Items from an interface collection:
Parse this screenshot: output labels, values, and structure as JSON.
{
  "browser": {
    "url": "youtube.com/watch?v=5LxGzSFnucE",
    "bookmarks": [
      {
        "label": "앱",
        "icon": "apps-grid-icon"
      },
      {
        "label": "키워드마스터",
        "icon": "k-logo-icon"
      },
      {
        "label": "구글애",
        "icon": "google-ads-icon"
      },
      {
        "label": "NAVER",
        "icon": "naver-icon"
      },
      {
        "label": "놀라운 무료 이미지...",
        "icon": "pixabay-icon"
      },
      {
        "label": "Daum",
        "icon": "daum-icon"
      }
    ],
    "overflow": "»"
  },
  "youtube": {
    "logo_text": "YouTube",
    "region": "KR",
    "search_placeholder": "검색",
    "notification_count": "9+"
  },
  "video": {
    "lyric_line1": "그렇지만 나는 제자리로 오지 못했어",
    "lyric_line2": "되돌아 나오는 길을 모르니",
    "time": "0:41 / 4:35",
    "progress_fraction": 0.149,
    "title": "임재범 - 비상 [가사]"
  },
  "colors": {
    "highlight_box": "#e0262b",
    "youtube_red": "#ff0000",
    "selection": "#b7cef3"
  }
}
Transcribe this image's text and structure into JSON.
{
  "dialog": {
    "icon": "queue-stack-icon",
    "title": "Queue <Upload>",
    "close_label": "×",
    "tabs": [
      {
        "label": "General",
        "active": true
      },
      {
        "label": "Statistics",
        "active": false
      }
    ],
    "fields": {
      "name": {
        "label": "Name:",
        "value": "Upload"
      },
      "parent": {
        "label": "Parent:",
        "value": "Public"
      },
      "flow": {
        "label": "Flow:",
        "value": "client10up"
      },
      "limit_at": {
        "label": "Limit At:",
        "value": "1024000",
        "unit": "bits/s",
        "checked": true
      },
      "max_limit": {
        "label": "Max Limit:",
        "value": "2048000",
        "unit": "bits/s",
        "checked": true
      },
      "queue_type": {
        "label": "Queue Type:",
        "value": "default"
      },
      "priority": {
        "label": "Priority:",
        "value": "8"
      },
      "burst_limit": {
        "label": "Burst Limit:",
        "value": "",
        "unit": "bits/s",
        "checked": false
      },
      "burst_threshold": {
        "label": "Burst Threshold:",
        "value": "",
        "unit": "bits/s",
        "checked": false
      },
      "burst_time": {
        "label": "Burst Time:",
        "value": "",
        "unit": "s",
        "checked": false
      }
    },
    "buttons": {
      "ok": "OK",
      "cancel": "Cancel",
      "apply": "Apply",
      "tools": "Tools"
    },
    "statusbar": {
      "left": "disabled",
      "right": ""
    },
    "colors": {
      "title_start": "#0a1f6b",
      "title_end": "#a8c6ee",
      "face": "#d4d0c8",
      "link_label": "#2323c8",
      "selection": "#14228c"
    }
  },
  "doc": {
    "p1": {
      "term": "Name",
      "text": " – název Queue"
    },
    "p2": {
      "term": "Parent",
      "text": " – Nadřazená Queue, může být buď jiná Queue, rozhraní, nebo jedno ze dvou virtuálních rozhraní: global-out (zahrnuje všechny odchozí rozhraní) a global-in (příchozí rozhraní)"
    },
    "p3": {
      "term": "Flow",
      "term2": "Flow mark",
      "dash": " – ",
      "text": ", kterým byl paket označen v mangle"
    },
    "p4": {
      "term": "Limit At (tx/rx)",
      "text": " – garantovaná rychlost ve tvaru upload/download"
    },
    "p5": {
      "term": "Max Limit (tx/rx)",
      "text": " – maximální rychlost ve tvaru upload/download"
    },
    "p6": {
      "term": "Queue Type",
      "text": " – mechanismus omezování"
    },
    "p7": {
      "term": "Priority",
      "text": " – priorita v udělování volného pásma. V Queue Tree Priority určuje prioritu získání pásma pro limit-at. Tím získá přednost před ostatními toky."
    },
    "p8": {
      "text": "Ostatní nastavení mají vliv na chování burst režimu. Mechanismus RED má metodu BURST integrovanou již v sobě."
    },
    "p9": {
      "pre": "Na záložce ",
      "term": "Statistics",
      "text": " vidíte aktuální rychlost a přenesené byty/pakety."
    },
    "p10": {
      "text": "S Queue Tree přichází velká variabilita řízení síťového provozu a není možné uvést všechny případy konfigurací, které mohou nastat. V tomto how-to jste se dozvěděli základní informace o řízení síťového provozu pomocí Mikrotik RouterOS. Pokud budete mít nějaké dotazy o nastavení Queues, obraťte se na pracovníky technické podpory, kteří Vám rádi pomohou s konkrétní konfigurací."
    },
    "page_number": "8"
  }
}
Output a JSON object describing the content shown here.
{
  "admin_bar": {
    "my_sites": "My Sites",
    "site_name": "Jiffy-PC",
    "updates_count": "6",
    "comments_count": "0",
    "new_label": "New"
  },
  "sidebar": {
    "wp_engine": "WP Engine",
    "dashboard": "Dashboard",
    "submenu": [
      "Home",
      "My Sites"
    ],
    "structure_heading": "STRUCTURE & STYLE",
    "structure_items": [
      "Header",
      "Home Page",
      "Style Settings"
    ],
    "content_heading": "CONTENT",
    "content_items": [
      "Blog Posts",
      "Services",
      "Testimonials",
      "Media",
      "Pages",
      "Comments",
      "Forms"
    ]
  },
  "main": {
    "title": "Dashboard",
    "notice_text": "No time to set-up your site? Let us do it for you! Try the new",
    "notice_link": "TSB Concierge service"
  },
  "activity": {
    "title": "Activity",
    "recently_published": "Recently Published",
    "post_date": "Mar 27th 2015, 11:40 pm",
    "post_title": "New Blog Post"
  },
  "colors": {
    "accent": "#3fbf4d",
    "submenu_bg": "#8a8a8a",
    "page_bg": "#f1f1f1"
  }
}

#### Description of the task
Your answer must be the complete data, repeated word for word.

#### Answer below
Parse this screenshot: output labels, values, and structure as JSON.
{
  "browser": {
    "url": "youtube.com/watch?v=5LxGzSFnucE",
    "bookmarks": [
      {
        "label": "앱",
        "icon": "apps-grid-icon"
      },
      {
        "label": "키워드마스터",
        "icon": "k-logo-icon"
      },
      {
        "label": "구글애",
        "icon": "google-ads-icon"
      },
      {
        "label": "NAVER",
        "icon": "naver-icon"
      },
      {
        "label": "놀라운 무료 이미지...",
        "icon": "pixabay-icon"
      },
      {
        "label": "Daum",
        "icon": "daum-icon"
      }
    ],
    "overflow": "»"
  },
  "youtube": {
    "logo_text": "YouTube",
    "region": "KR",
    "search_placeholder": "검색",
    "notification_count": "9+"
  },
  "video": {
    "lyric_line1": "그렇지만 나는 제자리로 오지 못했어",
    "lyric_line2": "되돌아 나오는 길을 모르니",
    "time": "0:41 / 4:35",
    "progress_fraction": 0.149,
    "title": "임재범 - 비상 [가사]"
  },
  "colors": {
    "highlight_box": "#e0262b",
    "youtube_red": "#ff0000",
    "selection": "#b7cef3"
  }
}
Transcribe this image's text and structure into JSON.
{
  "dialog": {
    "icon": "queue-stack-icon",
    "title": "Queue <Upload>",
    "close_label": "×",
    "tabs": [
      {
        "label": "General",
        "active": true
      },
      {
        "label": "Statistics",
        "active": false
      }
    ],
    "fields": {
      "name": {
        "label": "Name:",
        "value": "Upload"
      },
      "parent": {
        "label": "Parent:",
        "value": "Public"
      },
      "flow": {
        "label": "Flow:",
        "value": "client10up"
      },
      "limit_at": {
        "label": "Limit At:",
        "value": "1024000",
        "unit": "bits/s",
        "checked": true
      },
      "max_limit": {
        "label": "Max Limit:",
        "value": "2048000",
        "unit": "bits/s",
        "checked": true
      },
      "queue_type": {
        "label": "Queue Type:",
        "value": "default"
      },
      "priority": {
        "label": "Priority:",
        "value": "8"
      },
      "burst_limit": {
        "label": "Burst Limit:",
        "value": "",
        "unit": "bits/s",
        "checked": false
      },
      "burst_threshold": {
        "label": "Burst Threshold:",
        "value": "",
        "unit": "bits/s",
        "checked": false
      },
      "burst_time": {
        "label": "Burst Time:",
        "value": "",
        "unit": "s",
        "checked": false
      }
    },
    "buttons": {
      "ok": "OK",
      "cancel": "Cancel",
      "apply": "Apply",
      "tools": "Tools"
    },
    "statusbar": {
      "left": "disabled",
      "right": ""
    },
    "colors": {
      "title_start": "#0a1f6b",
      "title_end": "#a8c6ee",
      "face": "#d4d0c8",
      "link_label": "#2323c8",
      "selection": "#14228c"
    }
  },
  "doc": {
    "p1": {
      "term": "Name",
      "text": " – název Queue"
    },
    "p2": {
      "term": "Parent",
      "text": " – Nadřazená Queue, může být buď jiná Queue, rozhraní, nebo jedno ze dvou virtuálních rozhraní: global-out (zahrnuje všechny odchozí rozhraní) a global-in (příchozí rozhraní)"
    },
    "p3": {
      "term": "Flow",
      "term2": "Flow mark",
      "dash": " – ",
      "text": ", kterým byl paket označen v mangle"
    },
    "p4": {
      "term": "Limit At (tx/rx)",
      "text": " – garantovaná rychlost ve tvaru upload/download"
    },
    "p5": {
      "term": "Max Limit (tx/rx)",
      "text": " – maximální rychlost ve tvaru upload/download"
    },
    "p6": {
      "term": "Queue Type",
      "text": " – mechanismus omezování"
    },
    "p7": {
      "term": "Priority",
      "text": " – priorita v udělování volného pásma. V Queue Tree Priority určuje prioritu získání pásma pro limit-at. Tím získá přednost před ostatními toky."
    },
    "p8": {
      "text": "Ostatní nastavení mají vliv na chování burst režimu. Mechanismus RED má metodu BURST integrovanou již v sobě."
    },
    "p9": {
      "pre": "Na záložce ",
      "term": "Statistics",
      "text": " vidíte aktuální rychlost a přenesené byty/pakety."
    },
    "p10": {
      "text": "S Queue Tree přichází velká variabilita řízení síťového provozu a není možné uvést všechny případy konfigurací, které mohou nastat. V tomto how-to jste se dozvěděli základní informace o řízení síťového provozu pomocí Mikrotik RouterOS. Pokud budete mít nějaké dotazy o nastavení Queues, obraťte se na pracovníky technické podpory, kteří Vám rádi pomohou s konkrétní konfigurací."
    },
    "page_number": "8"
  }
}
Output a JSON object describing the content shown here.
{
  "admin_bar": {
    "my_sites": "My Sites",
    "site_name": "Jiffy-PC",
    "updates_count": "6",
    "comments_count": "0",
    "new_label": "New"
  },
  "sidebar": {
    "wp_engine": "WP Engine",
    "dashboard": "Dashboard",
    "submenu": [
      "Home",
      "My Sites"
    ],
    "structure_heading": "STRUCTURE & STYLE",
    "structure_items": [
      "Header",
      "Home Page",
      "Style Settings"
    ],
    "content_heading": "CONTENT",
    "content_items": [
      "Blog Posts",
      "Services",
      "Testimonials",
      "Media",
      "Pages",
      "Comments",
      "Forms"
    ]
  },
  "main": {
    "title": "Dashboard",
    "notice_text": "No time to set-up your site? Let us do it for you! Try the new",
    "notice_link": "TSB Concierge service"
  },
  "activity": {
    "title": "Activity",
    "recently_published": "Recently Published",
    "post_date": "Mar 27th 2015, 11:40 pm",
    "post_title": "New Blog Post"
  },
  "colors": {
    "accent": "#3fbf4d",
    "submenu_bg": "#8a8a8a",
    "page_bg": "#f1f1f1"
  }
}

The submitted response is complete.